Supplied records
┄┄┄┄┄┄┄┄┄┄┄┄┄┄┄┄┄┄┄┄
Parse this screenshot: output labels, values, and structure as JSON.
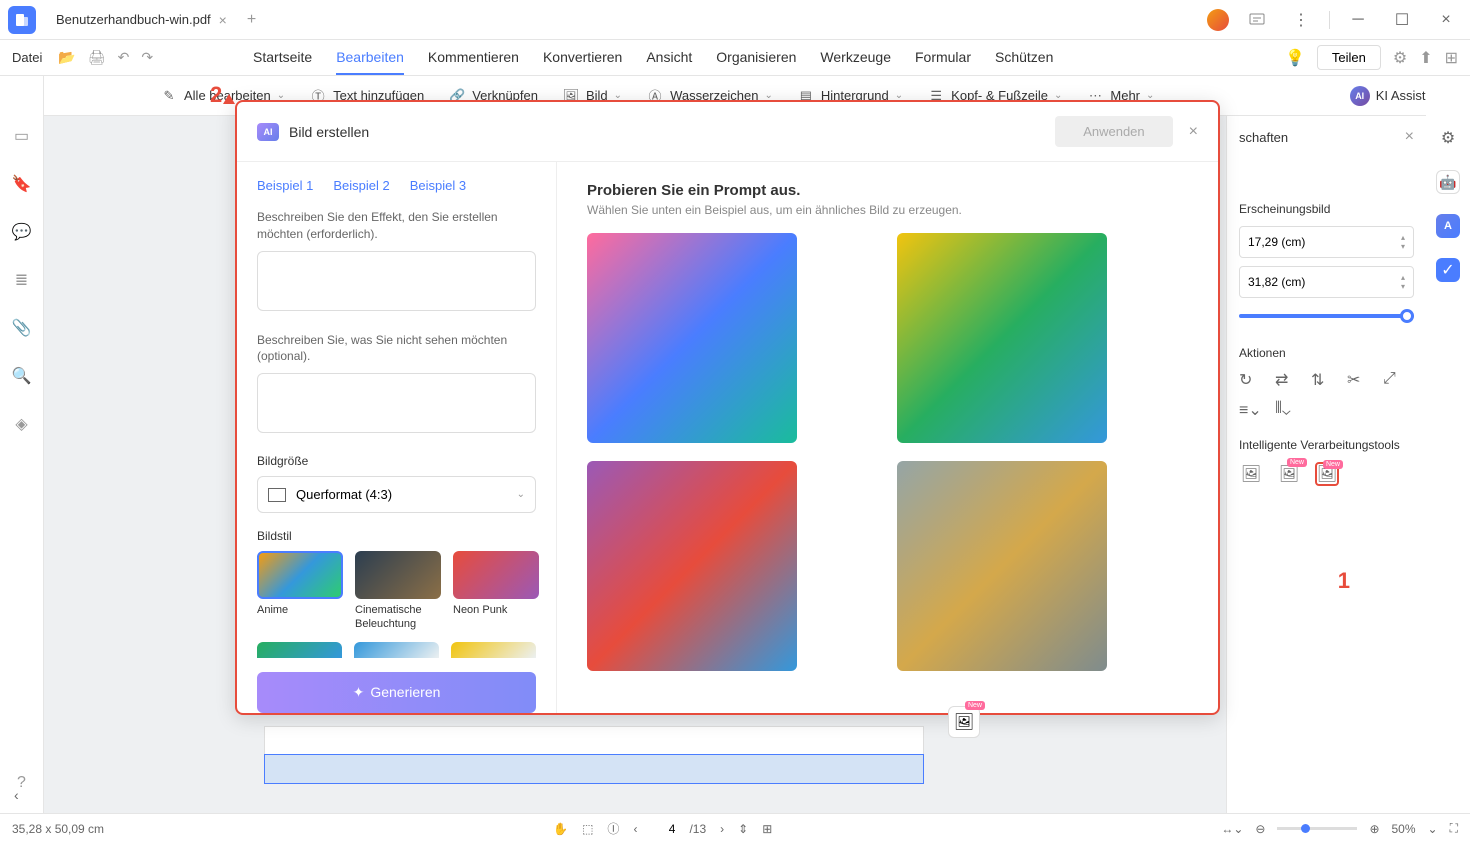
{
  "titlebar": {
    "tab_name": "Benutzerhandbuch-win.pdf"
  },
  "menubar": {
    "file": "Datei",
    "tabs": [
      {
        "label": "Startseite"
      },
      {
        "label": "Bearbeiten"
      },
      {
        "label": "Kommentieren"
      },
      {
        "label": "Konvertieren"
      },
      {
        "label": "Ansicht"
      },
      {
        "label": "Organisieren"
      },
      {
        "label": "Werkzeuge"
      },
      {
        "label": "Formular"
      },
      {
        "label": "Schützen"
      }
    ],
    "share": "Teilen"
  },
  "toolbar": {
    "edit_all": "Alle bearbeiten",
    "add_text": "Text hinzufügen",
    "link": "Verknüpfen",
    "image": "Bild",
    "watermark": "Wasserzeichen",
    "background": "Hintergrund",
    "header_footer": "Kopf- & Fußzeile",
    "more": "Mehr",
    "ai_assistant": "KI Assistent"
  },
  "right_panel": {
    "title": "schaften",
    "appearance": "Erscheinungsbild",
    "width": "17,29 (cm)",
    "height": "31,82 (cm)",
    "actions": "Aktionen",
    "smart_tools": "Intelligente Verarbeitungstools"
  },
  "dialog": {
    "ai_badge": "AI",
    "title": "Bild erstellen",
    "apply": "Anwenden",
    "examples": [
      "Beispiel 1",
      "Beispiel 2",
      "Beispiel 3"
    ],
    "desc_label": "Beschreiben Sie den Effekt, den Sie erstellen möchten (erforderlich).",
    "neg_label": "Beschreiben Sie, was Sie nicht sehen möchten (optional).",
    "size_label": "Bildgröße",
    "size_value": "Querformat (4:3)",
    "style_label": "Bildstil",
    "styles": [
      {
        "name": "Anime"
      },
      {
        "name": "Cinematische Beleuchtung"
      },
      {
        "name": "Neon Punk"
      }
    ],
    "generate": "Generieren",
    "prompt_title": "Probieren Sie ein Prompt aus.",
    "prompt_sub": "Wählen Sie unten ein Beispiel aus, um ein ähnliches Bild zu erzeugen."
  },
  "statusbar": {
    "dims": "35,28 x 50,09 cm",
    "page_current": "4",
    "page_total": "/13",
    "zoom": "50%"
  },
  "markers": {
    "m1": "1",
    "m2": "2"
  }
}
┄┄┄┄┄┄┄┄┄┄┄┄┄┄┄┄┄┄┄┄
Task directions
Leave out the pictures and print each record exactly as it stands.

Answer box
Parse this screenshot: output labels, values, and structure as JSON.
{
  "titlebar": {
    "tab_name": "Benutzerhandbuch-win.pdf"
  },
  "menubar": {
    "file": "Datei",
    "tabs": [
      {
        "label": "Startseite"
      },
      {
        "label": "Bearbeiten"
      },
      {
        "label": "Kommentieren"
      },
      {
        "label": "Konvertieren"
      },
      {
        "label": "Ansicht"
      },
      {
        "label": "Organisieren"
      },
      {
        "label": "Werkzeuge"
      },
      {
        "label": "Formular"
      },
      {
        "label": "Schützen"
      }
    ],
    "share": "Teilen"
  },
  "toolbar": {
    "edit_all": "Alle bearbeiten",
    "add_text": "Text hinzufügen",
    "link": "Verknüpfen",
    "image": "Bild",
    "watermark": "Wasserzeichen",
    "background": "Hintergrund",
    "header_footer": "Kopf- & Fußzeile",
    "more": "Mehr",
    "ai_assistant": "KI Assistent"
  },
  "right_panel": {
    "title": "schaften",
    "appearance": "Erscheinungsbild",
    "width": "17,29 (cm)",
    "height": "31,82 (cm)",
    "actions": "Aktionen",
    "smart_tools": "Intelligente Verarbeitungstools"
  },
  "dialog": {
    "ai_badge": "AI",
    "title": "Bild erstellen",
    "apply": "Anwenden",
    "examples": [
      "Beispiel 1",
      "Beispiel 2",
      "Beispiel 3"
    ],
    "desc_label": "Beschreiben Sie den Effekt, den Sie erstellen möchten (erforderlich).",
    "neg_label": "Beschreiben Sie, was Sie nicht sehen möchten (optional).",
    "size_label": "Bildgröße",
    "size_value": "Querformat (4:3)",
    "style_label": "Bildstil",
    "styles": [
      {
        "name": "Anime"
      },
      {
        "name": "Cinematische Beleuchtung"
      },
      {
        "name": "Neon Punk"
      }
    ],
    "generate": "Generieren",
    "prompt_title": "Probieren Sie ein Prompt aus.",
    "prompt_sub": "Wählen Sie unten ein Beispiel aus, um ein ähnliches Bild zu erzeugen."
  },
  "statusbar": {
    "dims": "35,28 x 50,09 cm",
    "page_current": "4",
    "page_total": "/13",
    "zoom": "50%"
  },
  "markers": {
    "m1": "1",
    "m2": "2"
  }
}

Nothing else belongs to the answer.